    whether he will propose an executive Gut and Cut commission for SS and Medicare, since the Senate failed to form one.

    Wait don't tell me- Guns AND Butter? (none / 0) (#26)
    by Salo on Wed Jan 27, 2010 at 06:54:17 PM EST
    Bwahahahaha. This will be a disaster.

    SoS Clinton on Tavis Smiley Reports 8PM PBS (none / 0) (#27)
    by nycstray on Wed Jan 27, 2010 at 06:54:50 PM EST

    But she will not be at the SOTU. (none / 0) (#31)
    by oculus on Wed Jan 27, 2010 at 07:04:39 PM EST
    Ah. Some things become more clear (none / 0) (#33)
    by Cream City on Wed Jan 27, 2010 at 07:07:40 PM EST
    here on the grassy knoll. :-)

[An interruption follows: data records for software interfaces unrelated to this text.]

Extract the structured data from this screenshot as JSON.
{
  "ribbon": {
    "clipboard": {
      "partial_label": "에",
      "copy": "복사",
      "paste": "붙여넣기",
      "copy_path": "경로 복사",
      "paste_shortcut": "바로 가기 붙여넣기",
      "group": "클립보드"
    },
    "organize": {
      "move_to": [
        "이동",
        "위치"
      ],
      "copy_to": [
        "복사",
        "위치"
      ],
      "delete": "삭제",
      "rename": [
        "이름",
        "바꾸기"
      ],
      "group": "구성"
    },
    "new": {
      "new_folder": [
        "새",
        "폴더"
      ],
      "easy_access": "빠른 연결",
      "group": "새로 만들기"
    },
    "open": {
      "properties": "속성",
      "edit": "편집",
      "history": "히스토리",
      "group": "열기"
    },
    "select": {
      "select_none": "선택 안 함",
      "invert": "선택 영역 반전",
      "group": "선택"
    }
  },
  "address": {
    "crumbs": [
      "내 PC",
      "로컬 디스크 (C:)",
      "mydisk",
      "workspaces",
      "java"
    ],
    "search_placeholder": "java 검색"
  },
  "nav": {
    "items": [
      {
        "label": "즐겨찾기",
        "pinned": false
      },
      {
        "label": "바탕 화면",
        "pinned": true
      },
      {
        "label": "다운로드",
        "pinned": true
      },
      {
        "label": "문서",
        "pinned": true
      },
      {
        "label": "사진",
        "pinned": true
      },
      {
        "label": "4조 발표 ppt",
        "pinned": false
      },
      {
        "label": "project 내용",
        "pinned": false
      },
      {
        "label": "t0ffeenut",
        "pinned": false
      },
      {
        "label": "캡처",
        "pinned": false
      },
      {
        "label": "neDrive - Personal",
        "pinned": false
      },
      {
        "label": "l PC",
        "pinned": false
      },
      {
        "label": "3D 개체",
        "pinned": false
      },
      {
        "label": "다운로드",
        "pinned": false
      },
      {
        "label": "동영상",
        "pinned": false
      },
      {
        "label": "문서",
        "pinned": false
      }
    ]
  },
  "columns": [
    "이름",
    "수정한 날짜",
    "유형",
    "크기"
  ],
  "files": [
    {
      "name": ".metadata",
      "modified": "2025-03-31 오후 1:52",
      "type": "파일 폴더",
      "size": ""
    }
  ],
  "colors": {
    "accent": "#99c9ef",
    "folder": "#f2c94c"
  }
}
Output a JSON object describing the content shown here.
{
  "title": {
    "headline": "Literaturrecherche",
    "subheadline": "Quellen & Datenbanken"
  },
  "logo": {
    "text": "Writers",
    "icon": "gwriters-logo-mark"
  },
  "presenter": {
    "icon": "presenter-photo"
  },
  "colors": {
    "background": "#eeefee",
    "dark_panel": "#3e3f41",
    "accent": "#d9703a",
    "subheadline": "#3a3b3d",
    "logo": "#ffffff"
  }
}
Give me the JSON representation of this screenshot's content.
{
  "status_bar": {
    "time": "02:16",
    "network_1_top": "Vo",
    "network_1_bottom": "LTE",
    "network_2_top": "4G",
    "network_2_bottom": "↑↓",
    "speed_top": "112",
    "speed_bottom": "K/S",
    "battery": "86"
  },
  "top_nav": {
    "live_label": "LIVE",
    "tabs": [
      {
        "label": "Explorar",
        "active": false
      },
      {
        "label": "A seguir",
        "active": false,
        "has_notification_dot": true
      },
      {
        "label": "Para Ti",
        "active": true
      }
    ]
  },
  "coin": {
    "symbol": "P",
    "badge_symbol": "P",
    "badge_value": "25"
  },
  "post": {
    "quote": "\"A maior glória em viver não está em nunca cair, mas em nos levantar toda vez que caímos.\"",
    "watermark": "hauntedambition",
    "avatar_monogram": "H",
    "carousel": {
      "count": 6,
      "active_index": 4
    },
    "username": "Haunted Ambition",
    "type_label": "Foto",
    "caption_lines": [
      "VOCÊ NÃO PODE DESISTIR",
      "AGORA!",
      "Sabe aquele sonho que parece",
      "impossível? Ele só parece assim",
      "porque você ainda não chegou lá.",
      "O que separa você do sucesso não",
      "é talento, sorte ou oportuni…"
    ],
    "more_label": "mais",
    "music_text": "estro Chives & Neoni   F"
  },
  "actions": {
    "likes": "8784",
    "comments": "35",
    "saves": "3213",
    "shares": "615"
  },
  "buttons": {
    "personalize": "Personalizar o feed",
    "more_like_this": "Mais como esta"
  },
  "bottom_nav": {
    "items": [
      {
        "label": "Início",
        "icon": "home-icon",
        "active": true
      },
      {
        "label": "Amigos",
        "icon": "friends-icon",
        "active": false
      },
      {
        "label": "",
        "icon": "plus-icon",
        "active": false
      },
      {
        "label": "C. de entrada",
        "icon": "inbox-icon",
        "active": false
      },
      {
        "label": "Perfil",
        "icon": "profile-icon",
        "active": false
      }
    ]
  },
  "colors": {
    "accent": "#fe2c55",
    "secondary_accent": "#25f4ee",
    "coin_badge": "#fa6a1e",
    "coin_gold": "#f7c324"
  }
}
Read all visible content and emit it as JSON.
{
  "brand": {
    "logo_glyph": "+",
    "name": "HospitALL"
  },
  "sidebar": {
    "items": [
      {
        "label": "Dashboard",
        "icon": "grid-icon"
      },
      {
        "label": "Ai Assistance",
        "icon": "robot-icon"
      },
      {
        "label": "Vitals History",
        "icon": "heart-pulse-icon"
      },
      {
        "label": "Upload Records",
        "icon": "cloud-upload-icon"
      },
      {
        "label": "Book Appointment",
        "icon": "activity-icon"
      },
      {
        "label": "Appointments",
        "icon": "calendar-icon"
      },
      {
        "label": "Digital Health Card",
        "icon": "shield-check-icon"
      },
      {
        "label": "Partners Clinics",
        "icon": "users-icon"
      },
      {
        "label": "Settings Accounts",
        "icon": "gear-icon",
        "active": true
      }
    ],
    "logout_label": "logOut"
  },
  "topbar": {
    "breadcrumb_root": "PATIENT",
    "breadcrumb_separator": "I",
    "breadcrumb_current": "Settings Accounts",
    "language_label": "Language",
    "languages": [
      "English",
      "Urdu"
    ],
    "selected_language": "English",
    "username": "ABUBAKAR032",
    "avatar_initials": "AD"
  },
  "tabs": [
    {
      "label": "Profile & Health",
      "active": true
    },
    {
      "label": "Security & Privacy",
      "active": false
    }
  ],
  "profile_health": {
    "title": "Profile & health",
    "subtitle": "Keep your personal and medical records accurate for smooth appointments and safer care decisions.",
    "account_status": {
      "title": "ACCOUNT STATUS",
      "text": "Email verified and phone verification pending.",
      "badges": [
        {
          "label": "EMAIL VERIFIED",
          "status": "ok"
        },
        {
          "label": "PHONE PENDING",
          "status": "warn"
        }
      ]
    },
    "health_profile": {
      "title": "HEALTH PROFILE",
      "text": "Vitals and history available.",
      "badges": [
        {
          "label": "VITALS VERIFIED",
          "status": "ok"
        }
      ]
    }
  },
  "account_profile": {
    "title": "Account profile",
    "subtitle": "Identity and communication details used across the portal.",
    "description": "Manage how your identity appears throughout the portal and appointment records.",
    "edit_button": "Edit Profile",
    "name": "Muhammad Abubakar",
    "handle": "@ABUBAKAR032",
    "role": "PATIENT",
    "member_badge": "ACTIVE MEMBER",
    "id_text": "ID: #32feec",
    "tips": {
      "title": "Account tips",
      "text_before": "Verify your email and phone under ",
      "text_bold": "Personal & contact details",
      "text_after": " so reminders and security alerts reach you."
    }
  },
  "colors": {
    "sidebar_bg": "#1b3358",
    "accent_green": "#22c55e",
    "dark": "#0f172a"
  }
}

    I'm thinking she is a really savvy person. (none / 0) (#41)
    by oculus on Wed Jan 27, 2010 at 07:29:20 PM EST
    Thanks! (none / 0) (#34)
    by Joan in VA on Wed Jan 27, 2010 at 07:16:00 PM EST
    I'm honestly prepared to be impressed (none / 0) (#40)
    by andgarden on Wed Jan 27, 2010 at 07:28:41 PM EST
    I doubt if there's much he could say that would make me feel worse.

    Ok, i'm setting aside a couple (none / 0) (#44)
    by observed on Wed Jan 27, 2010 at 07:32:44 PM EST
    shots for when you write that you were impressed.

    I guess I was bored tonight (none / 0) (#49)
    by Militarytracy on Wed Jan 27, 2010 at 08:03:50 PM EST
    And I don't want to watch the SOTU.  My daughter and I were talking about lab grown gems, so then I google about it to read up and guess what I found?  You can make a diamond out of the carbon or your loved one.  I always said my husband was a diamond in the rough :)  If I outlive him I will eventually completely "fix" him :)  And they claim they have Michael Jackson hair and they are going to make diamonds out of him too.

    New York Disco Music ca 78-79 (none / 0) (#50)
    by txpolitico67 on Wed Jan 27, 2010 at 08:16:21 PM EST
    I am immersing myself in the Ritchie Family, Donna Summer, Alec Constandino and other disco artists from my childhood.  Jimmy Carter was president then.  

    I. will. keep. my. mouth. shut.

    I love disco!